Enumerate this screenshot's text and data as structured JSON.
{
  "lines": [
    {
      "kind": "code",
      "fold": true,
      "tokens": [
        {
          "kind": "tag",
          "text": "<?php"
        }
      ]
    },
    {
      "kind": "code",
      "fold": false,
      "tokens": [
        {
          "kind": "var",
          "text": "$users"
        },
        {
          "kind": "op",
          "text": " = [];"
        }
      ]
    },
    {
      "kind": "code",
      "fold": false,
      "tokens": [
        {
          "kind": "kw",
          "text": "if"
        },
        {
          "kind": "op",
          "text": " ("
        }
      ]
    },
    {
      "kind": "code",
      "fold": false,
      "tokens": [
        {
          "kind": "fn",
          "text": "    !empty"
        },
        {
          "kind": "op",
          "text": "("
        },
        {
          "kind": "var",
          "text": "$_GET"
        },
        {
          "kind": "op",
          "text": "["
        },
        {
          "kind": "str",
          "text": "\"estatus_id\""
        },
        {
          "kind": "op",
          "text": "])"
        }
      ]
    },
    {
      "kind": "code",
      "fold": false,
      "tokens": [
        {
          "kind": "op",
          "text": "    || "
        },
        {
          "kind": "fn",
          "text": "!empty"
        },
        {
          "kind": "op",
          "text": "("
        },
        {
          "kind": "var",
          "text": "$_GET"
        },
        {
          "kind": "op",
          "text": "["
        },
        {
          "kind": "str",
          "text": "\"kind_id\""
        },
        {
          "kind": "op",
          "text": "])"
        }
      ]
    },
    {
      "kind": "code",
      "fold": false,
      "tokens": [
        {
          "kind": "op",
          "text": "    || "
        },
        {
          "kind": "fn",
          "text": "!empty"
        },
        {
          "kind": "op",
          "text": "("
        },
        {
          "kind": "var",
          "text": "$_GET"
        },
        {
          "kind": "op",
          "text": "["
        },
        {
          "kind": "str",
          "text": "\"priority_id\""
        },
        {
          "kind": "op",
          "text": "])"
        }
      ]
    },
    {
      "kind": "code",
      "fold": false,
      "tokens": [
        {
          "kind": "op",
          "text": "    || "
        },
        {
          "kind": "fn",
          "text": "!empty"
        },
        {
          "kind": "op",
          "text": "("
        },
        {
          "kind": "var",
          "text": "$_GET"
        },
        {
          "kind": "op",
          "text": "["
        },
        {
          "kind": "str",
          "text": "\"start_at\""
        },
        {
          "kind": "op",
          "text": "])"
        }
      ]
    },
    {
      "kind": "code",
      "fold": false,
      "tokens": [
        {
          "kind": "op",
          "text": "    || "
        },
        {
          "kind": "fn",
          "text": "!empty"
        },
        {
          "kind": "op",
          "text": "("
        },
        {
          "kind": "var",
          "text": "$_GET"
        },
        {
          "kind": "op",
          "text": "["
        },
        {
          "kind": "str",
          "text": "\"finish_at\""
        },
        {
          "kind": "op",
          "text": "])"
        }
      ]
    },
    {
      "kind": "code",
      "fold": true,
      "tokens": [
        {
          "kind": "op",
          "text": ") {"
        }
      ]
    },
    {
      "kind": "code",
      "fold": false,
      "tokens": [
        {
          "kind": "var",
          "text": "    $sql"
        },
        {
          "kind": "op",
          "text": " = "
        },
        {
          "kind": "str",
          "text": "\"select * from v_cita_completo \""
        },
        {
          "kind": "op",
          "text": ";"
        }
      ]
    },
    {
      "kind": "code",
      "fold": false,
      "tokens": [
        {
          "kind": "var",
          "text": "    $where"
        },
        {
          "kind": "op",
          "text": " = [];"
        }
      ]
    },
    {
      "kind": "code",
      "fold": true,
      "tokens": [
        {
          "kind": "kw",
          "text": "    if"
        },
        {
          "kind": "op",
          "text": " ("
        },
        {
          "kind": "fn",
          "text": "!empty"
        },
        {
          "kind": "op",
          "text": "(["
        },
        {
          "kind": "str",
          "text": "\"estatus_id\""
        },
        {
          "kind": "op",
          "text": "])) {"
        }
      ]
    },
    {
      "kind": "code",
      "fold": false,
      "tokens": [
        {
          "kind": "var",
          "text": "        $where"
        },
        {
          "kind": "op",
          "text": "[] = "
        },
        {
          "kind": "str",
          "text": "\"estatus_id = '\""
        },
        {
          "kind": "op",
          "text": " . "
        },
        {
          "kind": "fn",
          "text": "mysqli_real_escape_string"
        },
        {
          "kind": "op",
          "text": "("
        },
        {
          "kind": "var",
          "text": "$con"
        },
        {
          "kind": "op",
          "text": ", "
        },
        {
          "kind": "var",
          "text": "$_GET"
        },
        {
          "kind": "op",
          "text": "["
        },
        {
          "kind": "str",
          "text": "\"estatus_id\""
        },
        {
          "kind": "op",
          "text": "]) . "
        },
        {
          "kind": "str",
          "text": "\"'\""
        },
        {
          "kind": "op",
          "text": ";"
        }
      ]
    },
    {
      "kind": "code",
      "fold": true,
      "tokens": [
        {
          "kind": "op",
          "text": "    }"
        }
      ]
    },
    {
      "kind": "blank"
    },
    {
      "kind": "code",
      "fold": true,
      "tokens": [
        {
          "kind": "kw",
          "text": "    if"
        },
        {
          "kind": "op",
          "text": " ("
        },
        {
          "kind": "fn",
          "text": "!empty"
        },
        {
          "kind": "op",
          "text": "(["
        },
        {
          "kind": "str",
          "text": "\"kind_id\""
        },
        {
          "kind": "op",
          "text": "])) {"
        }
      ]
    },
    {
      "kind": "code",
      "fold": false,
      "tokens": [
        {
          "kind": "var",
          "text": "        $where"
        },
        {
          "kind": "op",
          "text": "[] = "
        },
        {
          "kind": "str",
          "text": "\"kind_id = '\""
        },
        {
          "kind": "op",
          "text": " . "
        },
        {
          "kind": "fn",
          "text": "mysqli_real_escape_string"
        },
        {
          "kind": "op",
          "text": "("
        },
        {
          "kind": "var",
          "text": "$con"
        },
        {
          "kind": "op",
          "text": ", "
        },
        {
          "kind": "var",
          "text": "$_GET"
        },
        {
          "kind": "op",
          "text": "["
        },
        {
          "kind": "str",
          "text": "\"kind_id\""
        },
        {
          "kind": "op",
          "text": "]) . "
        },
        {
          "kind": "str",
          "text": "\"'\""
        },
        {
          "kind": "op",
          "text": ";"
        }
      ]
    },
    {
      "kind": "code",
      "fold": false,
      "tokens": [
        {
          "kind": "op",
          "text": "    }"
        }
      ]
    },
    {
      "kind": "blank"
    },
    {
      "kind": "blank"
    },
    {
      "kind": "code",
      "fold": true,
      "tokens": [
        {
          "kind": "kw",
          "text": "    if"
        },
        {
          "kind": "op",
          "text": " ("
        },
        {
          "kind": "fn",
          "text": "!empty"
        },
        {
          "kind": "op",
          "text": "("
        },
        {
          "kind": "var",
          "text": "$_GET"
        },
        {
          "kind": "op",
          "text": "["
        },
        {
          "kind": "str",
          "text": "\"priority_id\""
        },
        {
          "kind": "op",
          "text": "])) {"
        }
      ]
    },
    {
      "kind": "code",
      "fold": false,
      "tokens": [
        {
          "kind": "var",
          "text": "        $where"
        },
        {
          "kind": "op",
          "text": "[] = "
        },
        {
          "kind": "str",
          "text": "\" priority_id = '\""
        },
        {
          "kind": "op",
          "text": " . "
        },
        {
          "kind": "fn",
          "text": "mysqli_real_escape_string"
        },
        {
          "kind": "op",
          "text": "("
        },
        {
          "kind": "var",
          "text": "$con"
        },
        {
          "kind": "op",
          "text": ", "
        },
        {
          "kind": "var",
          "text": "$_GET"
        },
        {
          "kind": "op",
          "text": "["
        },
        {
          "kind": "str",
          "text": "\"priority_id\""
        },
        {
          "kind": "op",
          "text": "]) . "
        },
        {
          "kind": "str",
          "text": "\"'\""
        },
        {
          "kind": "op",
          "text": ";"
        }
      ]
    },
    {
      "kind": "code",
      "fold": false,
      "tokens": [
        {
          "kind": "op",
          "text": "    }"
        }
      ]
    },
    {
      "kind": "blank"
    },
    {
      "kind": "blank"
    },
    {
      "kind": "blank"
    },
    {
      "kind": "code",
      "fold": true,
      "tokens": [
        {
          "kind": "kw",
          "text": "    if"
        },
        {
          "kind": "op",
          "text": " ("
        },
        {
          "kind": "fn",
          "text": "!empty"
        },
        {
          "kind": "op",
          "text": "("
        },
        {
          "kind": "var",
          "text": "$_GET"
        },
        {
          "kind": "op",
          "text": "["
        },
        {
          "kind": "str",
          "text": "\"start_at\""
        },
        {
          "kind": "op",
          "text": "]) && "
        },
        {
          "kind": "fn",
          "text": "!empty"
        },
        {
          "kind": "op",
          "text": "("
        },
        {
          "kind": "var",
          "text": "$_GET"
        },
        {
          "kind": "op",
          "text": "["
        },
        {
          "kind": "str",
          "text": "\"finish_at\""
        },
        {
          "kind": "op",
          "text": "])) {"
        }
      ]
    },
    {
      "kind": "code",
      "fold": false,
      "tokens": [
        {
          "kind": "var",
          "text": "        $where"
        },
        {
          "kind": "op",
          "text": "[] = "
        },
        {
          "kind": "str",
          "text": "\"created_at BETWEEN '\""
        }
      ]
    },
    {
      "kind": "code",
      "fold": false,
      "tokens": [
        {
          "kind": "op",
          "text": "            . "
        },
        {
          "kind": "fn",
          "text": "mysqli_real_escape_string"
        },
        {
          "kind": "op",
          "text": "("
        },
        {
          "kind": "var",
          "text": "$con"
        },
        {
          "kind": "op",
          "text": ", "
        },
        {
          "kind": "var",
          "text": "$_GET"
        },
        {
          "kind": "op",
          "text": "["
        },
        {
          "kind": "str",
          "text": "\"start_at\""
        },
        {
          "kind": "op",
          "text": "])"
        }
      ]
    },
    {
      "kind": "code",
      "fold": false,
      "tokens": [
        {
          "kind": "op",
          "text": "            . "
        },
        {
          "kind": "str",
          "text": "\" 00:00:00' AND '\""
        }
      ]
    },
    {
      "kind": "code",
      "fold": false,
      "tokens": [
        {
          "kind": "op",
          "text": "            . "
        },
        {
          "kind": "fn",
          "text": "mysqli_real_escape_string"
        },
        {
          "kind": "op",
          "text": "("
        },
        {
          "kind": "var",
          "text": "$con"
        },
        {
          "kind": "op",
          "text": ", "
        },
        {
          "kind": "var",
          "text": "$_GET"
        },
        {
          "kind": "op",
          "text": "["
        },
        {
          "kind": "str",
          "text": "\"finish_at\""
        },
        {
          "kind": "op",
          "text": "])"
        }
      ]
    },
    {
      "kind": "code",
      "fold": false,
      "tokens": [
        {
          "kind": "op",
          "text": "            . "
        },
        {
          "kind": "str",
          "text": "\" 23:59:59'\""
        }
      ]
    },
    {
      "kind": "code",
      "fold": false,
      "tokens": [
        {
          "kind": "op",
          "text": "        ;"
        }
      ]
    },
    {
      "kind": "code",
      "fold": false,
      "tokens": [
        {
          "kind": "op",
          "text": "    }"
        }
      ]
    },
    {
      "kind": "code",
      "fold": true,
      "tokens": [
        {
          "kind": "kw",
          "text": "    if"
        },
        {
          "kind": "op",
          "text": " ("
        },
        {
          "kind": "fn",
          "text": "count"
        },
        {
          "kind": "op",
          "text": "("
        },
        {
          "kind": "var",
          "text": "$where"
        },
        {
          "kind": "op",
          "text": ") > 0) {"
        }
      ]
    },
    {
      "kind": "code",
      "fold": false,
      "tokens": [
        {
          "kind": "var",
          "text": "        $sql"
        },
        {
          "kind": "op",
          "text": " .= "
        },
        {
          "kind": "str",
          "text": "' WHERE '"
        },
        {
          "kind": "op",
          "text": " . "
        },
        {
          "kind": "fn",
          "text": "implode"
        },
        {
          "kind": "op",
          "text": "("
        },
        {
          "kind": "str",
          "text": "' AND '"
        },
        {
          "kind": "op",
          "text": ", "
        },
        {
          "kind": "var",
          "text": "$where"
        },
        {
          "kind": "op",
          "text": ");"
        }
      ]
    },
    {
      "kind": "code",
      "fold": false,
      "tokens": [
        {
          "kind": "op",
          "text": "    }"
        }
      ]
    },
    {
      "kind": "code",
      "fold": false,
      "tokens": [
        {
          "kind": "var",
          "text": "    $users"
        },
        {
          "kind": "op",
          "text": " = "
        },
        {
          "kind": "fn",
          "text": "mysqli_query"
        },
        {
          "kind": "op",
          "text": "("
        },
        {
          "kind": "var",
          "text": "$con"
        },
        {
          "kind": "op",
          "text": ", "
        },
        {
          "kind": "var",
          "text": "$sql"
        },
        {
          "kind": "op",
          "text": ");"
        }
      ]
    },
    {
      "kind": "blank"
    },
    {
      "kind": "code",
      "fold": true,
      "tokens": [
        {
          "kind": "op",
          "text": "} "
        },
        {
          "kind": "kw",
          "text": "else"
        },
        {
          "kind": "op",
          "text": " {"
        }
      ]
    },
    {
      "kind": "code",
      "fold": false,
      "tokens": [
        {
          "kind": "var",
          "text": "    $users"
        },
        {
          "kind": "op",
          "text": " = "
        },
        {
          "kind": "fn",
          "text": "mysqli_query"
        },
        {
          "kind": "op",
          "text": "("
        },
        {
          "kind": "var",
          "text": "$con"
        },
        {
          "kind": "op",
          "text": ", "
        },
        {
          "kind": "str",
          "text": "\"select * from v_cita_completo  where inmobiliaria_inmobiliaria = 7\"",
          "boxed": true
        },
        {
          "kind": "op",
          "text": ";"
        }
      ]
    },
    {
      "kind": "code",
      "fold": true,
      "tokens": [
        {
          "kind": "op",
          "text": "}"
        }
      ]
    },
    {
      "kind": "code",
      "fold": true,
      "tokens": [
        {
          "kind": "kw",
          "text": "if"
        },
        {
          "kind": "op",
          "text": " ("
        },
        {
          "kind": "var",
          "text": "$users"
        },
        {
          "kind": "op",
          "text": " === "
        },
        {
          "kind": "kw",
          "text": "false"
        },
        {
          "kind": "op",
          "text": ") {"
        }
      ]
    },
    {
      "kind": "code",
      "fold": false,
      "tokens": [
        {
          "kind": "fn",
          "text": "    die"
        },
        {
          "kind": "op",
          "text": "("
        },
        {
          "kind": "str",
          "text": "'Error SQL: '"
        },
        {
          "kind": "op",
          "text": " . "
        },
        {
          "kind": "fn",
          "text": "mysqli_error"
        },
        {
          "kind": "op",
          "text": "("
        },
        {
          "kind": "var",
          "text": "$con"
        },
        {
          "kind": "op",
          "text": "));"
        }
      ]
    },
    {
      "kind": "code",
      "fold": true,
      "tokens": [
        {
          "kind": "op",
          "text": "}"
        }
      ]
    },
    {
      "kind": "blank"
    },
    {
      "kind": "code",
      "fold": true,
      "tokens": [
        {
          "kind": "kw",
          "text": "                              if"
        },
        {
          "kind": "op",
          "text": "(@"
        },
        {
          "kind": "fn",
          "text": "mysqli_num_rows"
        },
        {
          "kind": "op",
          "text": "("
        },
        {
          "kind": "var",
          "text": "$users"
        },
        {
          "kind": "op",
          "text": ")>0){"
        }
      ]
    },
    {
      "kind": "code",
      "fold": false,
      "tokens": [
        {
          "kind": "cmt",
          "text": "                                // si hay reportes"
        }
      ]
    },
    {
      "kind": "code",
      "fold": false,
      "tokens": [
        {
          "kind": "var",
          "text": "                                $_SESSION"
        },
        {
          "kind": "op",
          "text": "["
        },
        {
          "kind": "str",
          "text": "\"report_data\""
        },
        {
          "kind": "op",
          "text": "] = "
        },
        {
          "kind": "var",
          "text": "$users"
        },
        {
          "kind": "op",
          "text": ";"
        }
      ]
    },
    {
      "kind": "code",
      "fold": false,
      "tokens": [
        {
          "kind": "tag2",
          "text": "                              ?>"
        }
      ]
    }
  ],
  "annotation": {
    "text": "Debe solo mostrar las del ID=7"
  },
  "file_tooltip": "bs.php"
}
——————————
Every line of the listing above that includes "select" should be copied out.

          "text": "\"select * from v_cita_completo \""
          "text": "\"select * from v_cita_completo  where inmobiliaria_inmobiliaria = 7\"",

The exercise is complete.